Mar 12, 2019 07:37 PM

Chinalco Chief Backs Company’s Decentralization Reforms

Chinalco General Manager Yu Dehui. Photo: Provided by Yu Dehui
Chinalco General Manager Yu Dehui. Photo: Provided by Yu Dehui

Each business unit of Chinese metals giant Aluminum Corp. of China Ltd. (Chinalco) is enthused by reforms devolving responsibility for their operations, its general manager said, strongly endorsing the reforms his company is piloting.

Chinalco is China’s biggest aluminum producer and a nonferrous metals giant that has managed to avoid the financial difficulties faced by many companies in the aluminum sector, largely thanks to a major overhaul of its operations over the last three years. In 2018 it doubled its profits to around 4.1 billion yuan ($610.5 million).

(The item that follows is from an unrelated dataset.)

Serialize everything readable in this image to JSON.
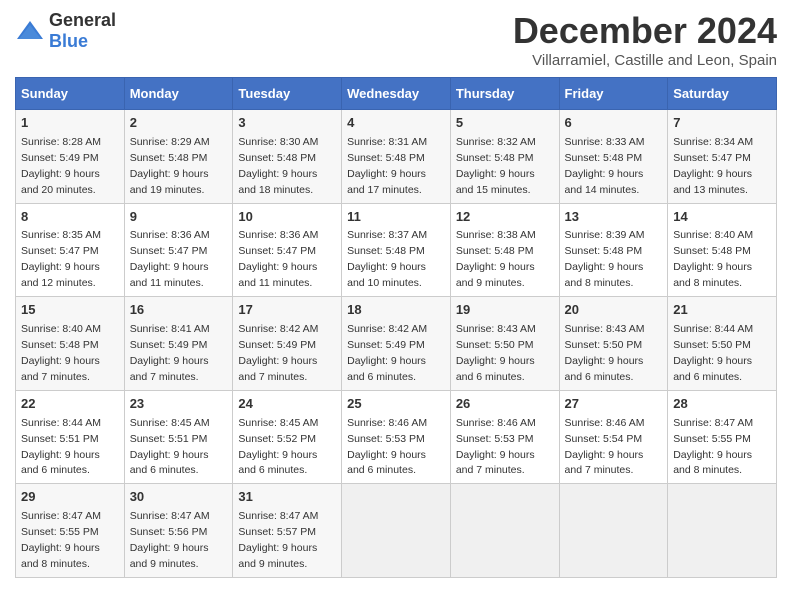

In December it was announced that Chinalco would become one of 11 state-owned companies that would pilot reforms that decentralized control over its various business divisions, giving each a greater say over product quality, operations and investments, said Yu Dehui, Chinalco’s general manager and member of the National Committee of the Chinese People’s Political Consultative Conference, the country’s top political advisory body. The central department will then hold each business department responsible for each section. Capital management and asset management functions will also be separated.

Speaking on the sidelines of the annual meeting of China’s legislature, the National People’s Congress, Yu told Caixin that the goal of the reform is to let professionals be in charge of their area of expertise. This appears to mean an expansion of middle-management functions. “In the past, the organization was very complicated,” Yu said. “Managers on the factory level had to manage everything and do everything. But the reforms stimulate each division and develop vitality across the enterprise,” he added.

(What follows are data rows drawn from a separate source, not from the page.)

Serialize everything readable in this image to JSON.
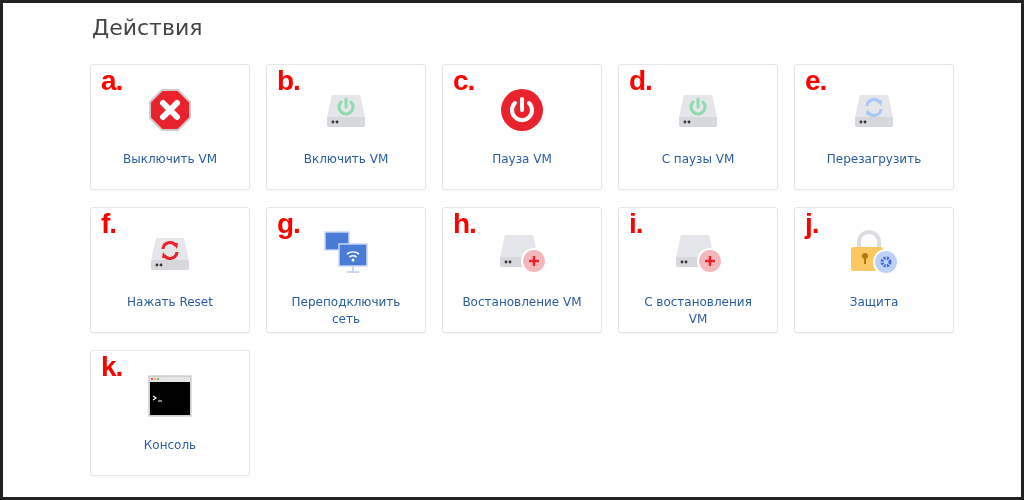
{
  "title": "Действия",
  "actions": [
    {
      "marker": "a.",
      "label": "Выключить VM",
      "kind": "stop"
    },
    {
      "marker": "b.",
      "label": "Включить VM",
      "kind": "drive-power"
    },
    {
      "marker": "c.",
      "label": "Пауза VM",
      "kind": "power"
    },
    {
      "marker": "d.",
      "label": "С паузы VM",
      "kind": "drive-power"
    },
    {
      "marker": "e.",
      "label": "Перезагрузить",
      "kind": "drive-sync"
    },
    {
      "marker": "f.",
      "label": "Нажать Reset",
      "kind": "drive-reset"
    },
    {
      "marker": "g.",
      "label": "Переподключить сеть",
      "kind": "network"
    },
    {
      "marker": "h.",
      "label": "Востановление VM",
      "kind": "drive-plus"
    },
    {
      "marker": "i.",
      "label": "С востановления VM",
      "kind": "drive-plus"
    },
    {
      "marker": "j.",
      "label": "Защита",
      "kind": "lock"
    },
    {
      "marker": "k.",
      "label": "Консоль",
      "kind": "console"
    }
  ]
}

The company’s headquarters needs to strengthen its strategic guidance and risk control functions, such as checking for compliance with standards and conducting audits, Yu said. At the same time, it must also give subordinate enterprises more operational autonomy to maximize the internal vitality of enterprises at all levels.

Yu said that there will not be blanket reforms across state-owned enterprises (SOEs), but that reforms will be tailored to the challenges of each particular entity. For Chinalco, the goal is to establish clearer, more streamlined management structures and control systems.

The government will continue with similar pilot reforms for SOEs, Xiao Yaqing, the director of the State-owned Assets Supervision and Administration Commission, which manages China’s largest state-owned companies said last week. This and reforming capital allocation mechanisms are two key goals for SOEs in 2019, he said.

Contact reporter David Kirton (

You've accessed an article available only to subscribers
Share this article
Open WeChat and scan the QR code